Quantcast
Environmental News for a Healthier Planet and Life

Help Support EcoWatch

0-3: Future Generations Lose Again at Third Presidential Debate

Popular
0-3: Future Generations Lose Again at Third Presidential Debate

Debate moderator Chris Wallace failed to ask a question on climate change or energy policy in the final presidential debate.

The issue got two seconds of airtime when Hillary Clinton mentioned her plan for new clean energy jobs to fight climate change.

"We had one last chance to hear the candidates' plans to tackle what President Obama calls the greatest threat facing our generation," Greenpeace USA Executive Director Annie Leonard said.

"While Secretary Clinton brought up clean energy jobs and climate change during the topic of the economy, Donald Trump choked. Climate change is a major factor when talking about immigration, the economy, foreign hot spots, the national debt, and the Supreme Court. The fact that it received seconds of attention from only one candidate is offensive to the American people, particularly those already dealing with the devastating impacts."

Only two percent of the total time in the three debates was spent on climate and energy policy, due mostly to an audience question in the second debate—not a single moderator asked a climate question.

"It is a tragic failure that a question about the most pressing crisis we face on this planet was never asked," Sierra Club Executive Director Michael Brune said.

"Yet, the fact that Hillary Clinton proactively recognized the climate crisis and the need to grow the clean energy economy in each and every debate underlines exactly how clear the choice is this election. Only Hillary Clinton has a plan to tackle the climate crisis and only Hillary Clinton will defend and strengthen our clean air, clean water, and climate safeguards. Meanwhile, we learned that Donald Trump's opinion about the integrity of our elections is the same as his opinion of climate science: he will deny reality, come hell or high water."

For a deeper dive:

Vox, Brad Plumer column; New York Times, Paul Krugman column; Grist, Emma Foehringer Merchant column; Mashable, Andrew Freedman column; Huffington Post, Kate Sheppard column; Guardian, Oliver Milman analysis; New York Times, David Leonhardt column; ThinkProgress, Joe Romm column; Discover, Tom Yulsman column; Fusion, Ari Phillips column; USA Today editorial; Engadget, Mat Smith column; Bustle, Cheyna Roth column

For more climate change and clean energy news, you can follow Climate Nexus on Twitter and Facebook, and sign up for daily Hot News.

People Have the Power - VOTE 2020

Climate-action nonprofit Pathway to Paris first launched in 2014 with an "intimate evening" of music and conversation after the People's Climate March in New York City.

Read More Show Less

EcoWatch Daily Newsletter

Heo Suwat Waterfall in Khao Yai National Park in Thailand. sarote pruksachat / Moment / Getty Images
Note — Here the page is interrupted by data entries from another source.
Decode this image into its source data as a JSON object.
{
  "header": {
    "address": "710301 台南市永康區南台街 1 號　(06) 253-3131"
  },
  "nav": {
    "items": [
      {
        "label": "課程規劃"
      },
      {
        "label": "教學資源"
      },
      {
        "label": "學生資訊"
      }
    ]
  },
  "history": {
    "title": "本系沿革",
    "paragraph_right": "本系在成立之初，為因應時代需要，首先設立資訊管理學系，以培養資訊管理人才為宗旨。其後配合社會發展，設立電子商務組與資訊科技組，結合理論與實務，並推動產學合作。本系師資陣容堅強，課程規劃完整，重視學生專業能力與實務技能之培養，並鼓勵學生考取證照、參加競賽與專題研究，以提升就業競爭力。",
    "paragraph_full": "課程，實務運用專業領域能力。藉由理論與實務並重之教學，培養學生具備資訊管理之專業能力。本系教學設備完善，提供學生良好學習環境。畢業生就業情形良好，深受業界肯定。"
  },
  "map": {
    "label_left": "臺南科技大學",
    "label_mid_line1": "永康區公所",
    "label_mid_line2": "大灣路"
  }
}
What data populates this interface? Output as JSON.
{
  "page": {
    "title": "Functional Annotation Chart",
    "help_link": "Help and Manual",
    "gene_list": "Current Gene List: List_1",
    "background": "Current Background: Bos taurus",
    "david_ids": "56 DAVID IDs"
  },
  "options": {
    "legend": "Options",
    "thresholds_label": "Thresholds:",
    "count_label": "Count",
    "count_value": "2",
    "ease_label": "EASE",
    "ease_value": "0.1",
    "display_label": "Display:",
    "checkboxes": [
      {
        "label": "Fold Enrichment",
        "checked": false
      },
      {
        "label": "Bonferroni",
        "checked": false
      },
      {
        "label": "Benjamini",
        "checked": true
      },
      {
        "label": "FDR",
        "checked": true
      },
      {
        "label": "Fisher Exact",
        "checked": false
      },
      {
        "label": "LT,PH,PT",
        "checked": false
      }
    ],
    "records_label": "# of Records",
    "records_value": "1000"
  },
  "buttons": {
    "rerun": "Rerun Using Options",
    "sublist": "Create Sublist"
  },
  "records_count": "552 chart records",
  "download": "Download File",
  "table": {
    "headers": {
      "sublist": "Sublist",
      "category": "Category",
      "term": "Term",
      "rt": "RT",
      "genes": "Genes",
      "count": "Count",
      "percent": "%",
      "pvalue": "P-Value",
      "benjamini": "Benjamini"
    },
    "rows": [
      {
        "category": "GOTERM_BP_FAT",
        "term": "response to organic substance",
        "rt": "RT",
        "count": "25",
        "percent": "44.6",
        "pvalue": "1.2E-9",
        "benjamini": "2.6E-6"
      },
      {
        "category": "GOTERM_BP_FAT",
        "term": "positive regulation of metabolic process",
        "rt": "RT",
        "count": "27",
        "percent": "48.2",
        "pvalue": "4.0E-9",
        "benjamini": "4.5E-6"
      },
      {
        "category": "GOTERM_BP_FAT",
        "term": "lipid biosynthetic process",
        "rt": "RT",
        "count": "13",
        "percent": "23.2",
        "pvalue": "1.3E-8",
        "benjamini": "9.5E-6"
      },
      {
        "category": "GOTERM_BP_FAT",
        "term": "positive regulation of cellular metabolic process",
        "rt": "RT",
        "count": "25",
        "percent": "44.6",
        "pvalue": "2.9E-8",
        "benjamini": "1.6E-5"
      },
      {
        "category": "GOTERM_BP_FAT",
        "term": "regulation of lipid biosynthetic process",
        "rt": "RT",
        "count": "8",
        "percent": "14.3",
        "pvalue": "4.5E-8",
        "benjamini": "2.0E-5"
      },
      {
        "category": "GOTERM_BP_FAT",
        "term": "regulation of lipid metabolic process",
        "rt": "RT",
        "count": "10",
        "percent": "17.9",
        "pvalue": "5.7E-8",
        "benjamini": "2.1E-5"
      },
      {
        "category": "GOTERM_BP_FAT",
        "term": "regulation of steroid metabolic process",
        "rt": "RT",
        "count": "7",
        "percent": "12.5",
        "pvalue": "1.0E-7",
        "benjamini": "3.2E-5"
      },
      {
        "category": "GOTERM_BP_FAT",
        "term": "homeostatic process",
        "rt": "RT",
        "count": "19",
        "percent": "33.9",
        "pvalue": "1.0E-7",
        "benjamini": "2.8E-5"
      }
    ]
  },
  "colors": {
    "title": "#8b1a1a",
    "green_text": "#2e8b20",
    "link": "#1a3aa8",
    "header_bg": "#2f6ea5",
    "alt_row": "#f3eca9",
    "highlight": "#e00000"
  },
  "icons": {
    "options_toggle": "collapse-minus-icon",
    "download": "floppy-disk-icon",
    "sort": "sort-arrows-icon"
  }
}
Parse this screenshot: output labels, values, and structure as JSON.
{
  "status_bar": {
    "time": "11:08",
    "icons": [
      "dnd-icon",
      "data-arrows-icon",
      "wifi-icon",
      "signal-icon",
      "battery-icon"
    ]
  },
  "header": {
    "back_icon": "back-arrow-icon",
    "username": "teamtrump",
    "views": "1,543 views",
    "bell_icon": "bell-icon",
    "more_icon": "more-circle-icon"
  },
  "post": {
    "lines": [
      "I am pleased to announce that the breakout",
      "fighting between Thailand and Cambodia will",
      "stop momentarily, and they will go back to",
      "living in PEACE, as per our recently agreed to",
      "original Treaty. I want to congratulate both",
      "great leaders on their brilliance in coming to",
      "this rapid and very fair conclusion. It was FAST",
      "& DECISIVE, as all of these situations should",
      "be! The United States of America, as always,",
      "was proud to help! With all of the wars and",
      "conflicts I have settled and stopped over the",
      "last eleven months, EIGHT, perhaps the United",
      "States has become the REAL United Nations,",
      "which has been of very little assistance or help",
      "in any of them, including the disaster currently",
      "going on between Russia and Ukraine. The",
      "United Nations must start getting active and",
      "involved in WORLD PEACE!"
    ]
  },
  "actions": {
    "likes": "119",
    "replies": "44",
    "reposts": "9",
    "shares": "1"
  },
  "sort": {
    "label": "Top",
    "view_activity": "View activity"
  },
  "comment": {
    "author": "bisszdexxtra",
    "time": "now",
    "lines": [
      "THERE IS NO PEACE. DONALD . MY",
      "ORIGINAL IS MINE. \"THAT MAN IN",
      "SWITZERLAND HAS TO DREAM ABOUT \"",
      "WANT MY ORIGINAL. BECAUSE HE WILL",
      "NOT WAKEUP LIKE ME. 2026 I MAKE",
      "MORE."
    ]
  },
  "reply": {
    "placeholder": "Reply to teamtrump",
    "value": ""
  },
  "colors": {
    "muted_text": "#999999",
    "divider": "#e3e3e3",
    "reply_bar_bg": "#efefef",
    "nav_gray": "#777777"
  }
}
A national park in Thailand has come up with an innovative way to make sure guests clean up their own trash: mail it back to them.

Read More Show Less

Trending

The 2020 presidential election poses a critical test of climate conservatives' willingness to put their environmental concerns before party politics. filo / Getty Images

By Ilana Cohen

Four years ago, Jacob Abel cast his first presidential vote for Donald Trump. As a young conservative from Concord, North Carolina, the choice felt natural.

But this November, he plans to cast a "protest vote" for a write-in candidate or abstain from casting a ballot for president. A determining factor in his 180-degree turn? Climate change.

Read More Show Less
Headquarters of the World Health Organization in Geneva amid the COVID-19 outbreak on Aug. 17, 2020. FABRICE COFFRINI / AFP via Getty Images

The World Health Organization (WHO) announced Monday that 64 high-income nations have joined an effort to distribute a COVID-19 vaccine fairly, prioritizing the most vulnerable citizens, as Science reported. The program is called the COVID-19 Vaccines Global Access Facility, or Covax, and it is a joint effort led by the WHO, the Coalition for Epidemic Preparedness Innovations (CEPI) and Gavi, the Vaccine Alliance.

Read More Show Less
Exterior of Cold Tube demonstration pavilion. Lea Ruefenacht

By Gloria Oladipo

In the face of dangerous heat waves this summer, Americans have taken shelter in air conditioned cooling centers. Normally, that would be a wise choice, but during a pandemic, indoor shelters present new risks. The same air conditioning systems that keep us cool recirculate air around us, potentially spreading the coronavirus.

Read More Show Less

Support Ecowatch